• _Aim of the task_: Every line below that includes the word "screenshot" needs to be copied.
══ Information provided
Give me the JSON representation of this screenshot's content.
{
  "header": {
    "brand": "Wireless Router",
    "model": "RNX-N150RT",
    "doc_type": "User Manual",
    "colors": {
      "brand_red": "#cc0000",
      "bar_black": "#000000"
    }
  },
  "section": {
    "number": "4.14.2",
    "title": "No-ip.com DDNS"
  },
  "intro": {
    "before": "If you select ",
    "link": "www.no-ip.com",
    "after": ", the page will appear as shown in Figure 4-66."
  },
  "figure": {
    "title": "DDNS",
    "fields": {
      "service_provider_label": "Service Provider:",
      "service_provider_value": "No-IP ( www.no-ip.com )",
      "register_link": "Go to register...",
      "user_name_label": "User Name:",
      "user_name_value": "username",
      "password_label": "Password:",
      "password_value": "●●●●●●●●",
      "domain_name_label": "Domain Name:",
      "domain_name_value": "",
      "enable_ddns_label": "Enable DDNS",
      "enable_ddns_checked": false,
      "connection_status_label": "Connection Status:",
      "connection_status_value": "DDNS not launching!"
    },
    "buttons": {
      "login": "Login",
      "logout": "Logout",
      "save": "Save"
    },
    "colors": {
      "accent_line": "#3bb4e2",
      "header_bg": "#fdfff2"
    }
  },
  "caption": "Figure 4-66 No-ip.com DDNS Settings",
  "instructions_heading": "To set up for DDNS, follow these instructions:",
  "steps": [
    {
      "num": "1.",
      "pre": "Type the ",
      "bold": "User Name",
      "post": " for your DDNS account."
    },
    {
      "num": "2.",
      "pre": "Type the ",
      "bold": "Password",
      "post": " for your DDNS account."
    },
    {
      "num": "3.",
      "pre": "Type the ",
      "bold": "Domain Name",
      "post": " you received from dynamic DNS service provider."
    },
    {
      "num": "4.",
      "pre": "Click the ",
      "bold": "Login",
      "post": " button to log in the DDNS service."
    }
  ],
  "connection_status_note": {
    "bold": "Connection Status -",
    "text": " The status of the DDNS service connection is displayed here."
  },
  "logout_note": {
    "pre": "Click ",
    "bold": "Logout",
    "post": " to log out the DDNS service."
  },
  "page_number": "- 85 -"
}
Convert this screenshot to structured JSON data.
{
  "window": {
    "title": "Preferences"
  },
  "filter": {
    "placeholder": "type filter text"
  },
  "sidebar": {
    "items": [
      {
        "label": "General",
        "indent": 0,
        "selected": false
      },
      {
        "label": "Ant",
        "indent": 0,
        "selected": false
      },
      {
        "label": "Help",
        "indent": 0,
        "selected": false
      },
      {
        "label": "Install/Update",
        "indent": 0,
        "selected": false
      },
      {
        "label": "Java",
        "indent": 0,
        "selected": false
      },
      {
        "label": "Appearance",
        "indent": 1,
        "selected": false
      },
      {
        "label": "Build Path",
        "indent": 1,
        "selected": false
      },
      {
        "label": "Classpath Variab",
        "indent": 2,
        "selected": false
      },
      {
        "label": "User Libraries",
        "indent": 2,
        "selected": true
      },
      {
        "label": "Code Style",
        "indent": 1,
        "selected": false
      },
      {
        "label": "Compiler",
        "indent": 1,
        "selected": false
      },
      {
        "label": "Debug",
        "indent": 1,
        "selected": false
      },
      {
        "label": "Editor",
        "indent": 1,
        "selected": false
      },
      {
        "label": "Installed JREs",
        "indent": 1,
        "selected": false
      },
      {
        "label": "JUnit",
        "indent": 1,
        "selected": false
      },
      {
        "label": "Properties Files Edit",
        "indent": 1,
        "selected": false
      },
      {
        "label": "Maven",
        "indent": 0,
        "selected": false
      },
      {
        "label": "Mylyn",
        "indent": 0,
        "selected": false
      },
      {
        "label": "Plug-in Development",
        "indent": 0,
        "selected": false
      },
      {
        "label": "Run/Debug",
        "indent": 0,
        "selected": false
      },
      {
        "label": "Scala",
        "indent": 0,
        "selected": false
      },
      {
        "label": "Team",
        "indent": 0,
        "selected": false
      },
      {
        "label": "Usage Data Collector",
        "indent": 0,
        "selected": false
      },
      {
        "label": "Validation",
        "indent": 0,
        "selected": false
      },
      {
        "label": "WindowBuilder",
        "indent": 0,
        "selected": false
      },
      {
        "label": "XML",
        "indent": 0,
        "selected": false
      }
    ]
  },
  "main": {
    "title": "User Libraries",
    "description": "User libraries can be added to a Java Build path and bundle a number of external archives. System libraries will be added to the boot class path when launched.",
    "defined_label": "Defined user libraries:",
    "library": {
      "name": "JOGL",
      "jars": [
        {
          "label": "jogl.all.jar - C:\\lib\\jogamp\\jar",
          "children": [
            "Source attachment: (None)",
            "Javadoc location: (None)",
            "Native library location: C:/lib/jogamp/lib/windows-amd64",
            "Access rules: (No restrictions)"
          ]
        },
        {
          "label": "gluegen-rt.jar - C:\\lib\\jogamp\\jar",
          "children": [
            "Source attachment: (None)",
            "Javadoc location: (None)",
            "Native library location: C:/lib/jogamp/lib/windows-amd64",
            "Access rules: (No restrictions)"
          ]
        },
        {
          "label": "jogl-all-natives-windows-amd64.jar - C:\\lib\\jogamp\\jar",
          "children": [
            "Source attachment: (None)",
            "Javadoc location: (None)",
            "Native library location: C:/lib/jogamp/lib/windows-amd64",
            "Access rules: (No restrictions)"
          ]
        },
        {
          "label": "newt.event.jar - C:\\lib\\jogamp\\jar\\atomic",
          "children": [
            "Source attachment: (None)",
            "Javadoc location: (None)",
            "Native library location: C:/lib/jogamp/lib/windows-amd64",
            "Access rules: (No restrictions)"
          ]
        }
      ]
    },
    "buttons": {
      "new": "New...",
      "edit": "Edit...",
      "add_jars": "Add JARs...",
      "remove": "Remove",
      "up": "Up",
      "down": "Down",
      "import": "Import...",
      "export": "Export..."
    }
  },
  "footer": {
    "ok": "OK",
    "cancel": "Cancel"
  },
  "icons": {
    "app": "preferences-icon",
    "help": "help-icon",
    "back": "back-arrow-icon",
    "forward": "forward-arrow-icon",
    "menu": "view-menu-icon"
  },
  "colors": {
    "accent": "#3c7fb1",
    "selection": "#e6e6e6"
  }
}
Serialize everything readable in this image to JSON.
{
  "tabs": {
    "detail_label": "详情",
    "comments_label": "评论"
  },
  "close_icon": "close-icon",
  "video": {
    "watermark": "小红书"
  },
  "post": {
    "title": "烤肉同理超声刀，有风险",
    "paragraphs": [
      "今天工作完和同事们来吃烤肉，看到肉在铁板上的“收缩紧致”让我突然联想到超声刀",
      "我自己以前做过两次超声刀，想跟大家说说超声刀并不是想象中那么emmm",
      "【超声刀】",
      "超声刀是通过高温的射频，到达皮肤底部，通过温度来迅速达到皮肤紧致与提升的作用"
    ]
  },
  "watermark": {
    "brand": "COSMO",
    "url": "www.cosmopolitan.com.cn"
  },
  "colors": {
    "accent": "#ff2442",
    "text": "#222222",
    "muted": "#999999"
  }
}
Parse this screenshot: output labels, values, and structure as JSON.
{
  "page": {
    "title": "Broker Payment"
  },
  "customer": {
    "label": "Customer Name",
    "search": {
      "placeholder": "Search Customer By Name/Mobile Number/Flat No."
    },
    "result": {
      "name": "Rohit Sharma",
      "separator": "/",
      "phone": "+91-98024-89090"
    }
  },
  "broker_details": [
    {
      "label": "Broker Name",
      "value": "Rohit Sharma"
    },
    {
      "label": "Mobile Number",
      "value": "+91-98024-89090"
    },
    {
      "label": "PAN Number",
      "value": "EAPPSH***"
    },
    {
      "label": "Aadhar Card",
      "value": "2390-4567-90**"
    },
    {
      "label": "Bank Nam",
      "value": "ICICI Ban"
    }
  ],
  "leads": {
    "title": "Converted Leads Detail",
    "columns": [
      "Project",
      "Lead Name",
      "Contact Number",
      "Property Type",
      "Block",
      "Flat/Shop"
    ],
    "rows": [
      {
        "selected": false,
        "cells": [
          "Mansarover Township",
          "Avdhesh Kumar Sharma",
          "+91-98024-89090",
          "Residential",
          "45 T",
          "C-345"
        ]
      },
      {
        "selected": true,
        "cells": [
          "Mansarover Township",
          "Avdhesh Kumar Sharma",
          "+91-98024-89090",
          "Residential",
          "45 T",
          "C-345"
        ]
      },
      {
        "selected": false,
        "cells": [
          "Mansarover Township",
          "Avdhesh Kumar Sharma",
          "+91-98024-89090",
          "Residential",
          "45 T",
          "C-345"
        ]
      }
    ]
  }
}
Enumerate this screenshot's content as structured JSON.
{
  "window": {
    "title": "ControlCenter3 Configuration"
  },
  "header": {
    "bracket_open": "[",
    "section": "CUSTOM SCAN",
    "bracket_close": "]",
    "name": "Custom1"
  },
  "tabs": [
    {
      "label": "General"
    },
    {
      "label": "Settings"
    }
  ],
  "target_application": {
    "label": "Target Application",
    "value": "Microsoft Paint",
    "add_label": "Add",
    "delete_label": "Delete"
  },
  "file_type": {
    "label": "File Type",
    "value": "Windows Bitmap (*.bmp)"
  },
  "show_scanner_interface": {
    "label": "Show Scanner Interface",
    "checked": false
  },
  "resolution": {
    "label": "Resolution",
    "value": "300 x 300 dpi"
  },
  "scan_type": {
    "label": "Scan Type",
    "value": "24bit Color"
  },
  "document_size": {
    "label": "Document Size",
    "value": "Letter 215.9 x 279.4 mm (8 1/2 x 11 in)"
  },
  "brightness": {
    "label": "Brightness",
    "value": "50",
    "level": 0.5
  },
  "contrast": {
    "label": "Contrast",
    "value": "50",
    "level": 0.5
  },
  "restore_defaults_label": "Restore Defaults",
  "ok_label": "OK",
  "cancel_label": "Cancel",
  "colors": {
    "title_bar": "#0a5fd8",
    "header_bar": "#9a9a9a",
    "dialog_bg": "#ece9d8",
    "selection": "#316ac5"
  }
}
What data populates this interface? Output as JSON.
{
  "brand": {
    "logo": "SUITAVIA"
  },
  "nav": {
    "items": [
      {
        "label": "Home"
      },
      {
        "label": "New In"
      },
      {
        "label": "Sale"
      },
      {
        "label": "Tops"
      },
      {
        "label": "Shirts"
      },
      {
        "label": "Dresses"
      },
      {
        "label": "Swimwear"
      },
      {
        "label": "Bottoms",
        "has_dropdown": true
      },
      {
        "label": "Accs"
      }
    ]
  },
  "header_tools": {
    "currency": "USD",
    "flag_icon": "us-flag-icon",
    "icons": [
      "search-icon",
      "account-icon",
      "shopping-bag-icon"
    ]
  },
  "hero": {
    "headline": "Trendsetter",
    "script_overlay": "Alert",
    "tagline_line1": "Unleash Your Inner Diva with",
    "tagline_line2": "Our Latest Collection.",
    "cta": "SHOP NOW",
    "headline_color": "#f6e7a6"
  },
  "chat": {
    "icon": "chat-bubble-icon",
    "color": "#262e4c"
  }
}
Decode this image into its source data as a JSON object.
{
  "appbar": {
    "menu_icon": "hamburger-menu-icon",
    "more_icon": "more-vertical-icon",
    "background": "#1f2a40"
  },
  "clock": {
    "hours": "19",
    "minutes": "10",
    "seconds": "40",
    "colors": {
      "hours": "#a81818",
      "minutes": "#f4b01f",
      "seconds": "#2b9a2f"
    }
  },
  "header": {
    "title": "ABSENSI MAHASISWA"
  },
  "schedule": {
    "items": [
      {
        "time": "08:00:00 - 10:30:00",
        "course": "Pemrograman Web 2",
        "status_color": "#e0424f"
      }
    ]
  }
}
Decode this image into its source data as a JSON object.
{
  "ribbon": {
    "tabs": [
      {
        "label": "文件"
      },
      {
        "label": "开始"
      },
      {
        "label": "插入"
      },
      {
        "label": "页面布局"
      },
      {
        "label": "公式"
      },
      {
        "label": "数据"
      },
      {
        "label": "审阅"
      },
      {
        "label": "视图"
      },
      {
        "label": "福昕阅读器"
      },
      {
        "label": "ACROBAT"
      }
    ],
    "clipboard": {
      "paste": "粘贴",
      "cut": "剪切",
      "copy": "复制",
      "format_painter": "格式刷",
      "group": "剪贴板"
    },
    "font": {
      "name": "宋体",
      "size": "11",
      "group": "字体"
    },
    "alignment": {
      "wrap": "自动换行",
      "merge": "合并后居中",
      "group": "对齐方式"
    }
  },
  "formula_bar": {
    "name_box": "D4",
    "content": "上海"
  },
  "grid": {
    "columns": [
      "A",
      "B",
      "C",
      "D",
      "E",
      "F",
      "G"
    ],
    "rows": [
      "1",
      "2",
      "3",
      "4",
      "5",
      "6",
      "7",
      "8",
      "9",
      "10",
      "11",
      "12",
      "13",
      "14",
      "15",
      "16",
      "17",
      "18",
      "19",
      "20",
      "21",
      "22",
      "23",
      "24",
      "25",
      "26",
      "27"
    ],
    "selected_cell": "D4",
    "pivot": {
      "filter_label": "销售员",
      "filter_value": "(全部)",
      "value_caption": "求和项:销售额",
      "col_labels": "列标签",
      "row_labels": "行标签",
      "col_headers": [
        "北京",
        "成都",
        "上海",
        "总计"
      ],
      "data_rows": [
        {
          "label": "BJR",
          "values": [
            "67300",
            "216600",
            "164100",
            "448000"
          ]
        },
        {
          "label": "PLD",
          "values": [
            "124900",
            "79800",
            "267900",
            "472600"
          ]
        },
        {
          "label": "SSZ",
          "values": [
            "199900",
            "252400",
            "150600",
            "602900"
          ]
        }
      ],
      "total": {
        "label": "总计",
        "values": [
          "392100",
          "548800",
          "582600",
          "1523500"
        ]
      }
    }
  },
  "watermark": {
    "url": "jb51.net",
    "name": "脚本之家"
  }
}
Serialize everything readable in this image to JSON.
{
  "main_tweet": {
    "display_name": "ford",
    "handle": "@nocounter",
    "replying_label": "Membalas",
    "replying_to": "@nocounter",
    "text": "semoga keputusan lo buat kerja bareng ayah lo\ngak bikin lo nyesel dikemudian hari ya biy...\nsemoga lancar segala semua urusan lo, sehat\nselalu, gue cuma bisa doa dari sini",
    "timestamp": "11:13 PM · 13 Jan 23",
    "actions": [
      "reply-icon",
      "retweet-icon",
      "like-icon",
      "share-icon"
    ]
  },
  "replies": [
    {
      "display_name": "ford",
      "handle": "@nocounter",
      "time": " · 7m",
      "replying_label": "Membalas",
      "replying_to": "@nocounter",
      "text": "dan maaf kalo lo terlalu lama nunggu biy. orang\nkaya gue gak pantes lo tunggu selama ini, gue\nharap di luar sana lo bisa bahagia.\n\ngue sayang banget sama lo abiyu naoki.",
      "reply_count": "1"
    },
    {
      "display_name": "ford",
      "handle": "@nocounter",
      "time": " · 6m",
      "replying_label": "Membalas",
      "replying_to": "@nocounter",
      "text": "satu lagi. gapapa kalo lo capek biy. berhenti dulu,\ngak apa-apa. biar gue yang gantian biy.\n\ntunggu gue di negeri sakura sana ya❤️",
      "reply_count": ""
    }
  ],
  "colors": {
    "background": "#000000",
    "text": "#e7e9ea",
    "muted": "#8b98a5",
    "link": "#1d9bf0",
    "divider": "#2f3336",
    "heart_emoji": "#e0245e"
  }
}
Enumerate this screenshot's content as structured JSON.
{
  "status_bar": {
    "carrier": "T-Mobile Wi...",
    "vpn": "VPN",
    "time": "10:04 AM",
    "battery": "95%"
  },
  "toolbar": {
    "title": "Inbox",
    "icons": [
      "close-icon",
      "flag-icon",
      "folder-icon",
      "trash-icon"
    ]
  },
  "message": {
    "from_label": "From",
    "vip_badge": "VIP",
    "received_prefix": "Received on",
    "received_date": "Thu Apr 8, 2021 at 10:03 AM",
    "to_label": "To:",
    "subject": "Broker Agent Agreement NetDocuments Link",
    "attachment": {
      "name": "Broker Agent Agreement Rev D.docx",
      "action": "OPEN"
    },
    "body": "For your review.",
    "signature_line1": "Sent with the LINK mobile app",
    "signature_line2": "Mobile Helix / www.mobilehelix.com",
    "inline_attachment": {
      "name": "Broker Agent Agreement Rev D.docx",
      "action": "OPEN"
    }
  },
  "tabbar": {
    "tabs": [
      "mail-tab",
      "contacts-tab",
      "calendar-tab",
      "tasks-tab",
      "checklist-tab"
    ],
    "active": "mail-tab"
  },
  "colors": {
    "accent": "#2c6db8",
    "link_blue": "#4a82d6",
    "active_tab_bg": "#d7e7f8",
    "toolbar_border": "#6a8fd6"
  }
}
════
• _Your solution_:
Give me the JSON representation of this screenshot's content.
Convert this screenshot to structured JSON data.
Parse this screenshot: output labels, values, and structure as JSON.
Enumerate this screenshot's content as structured JSON.
Enumerate this screenshot's content as structured JSON.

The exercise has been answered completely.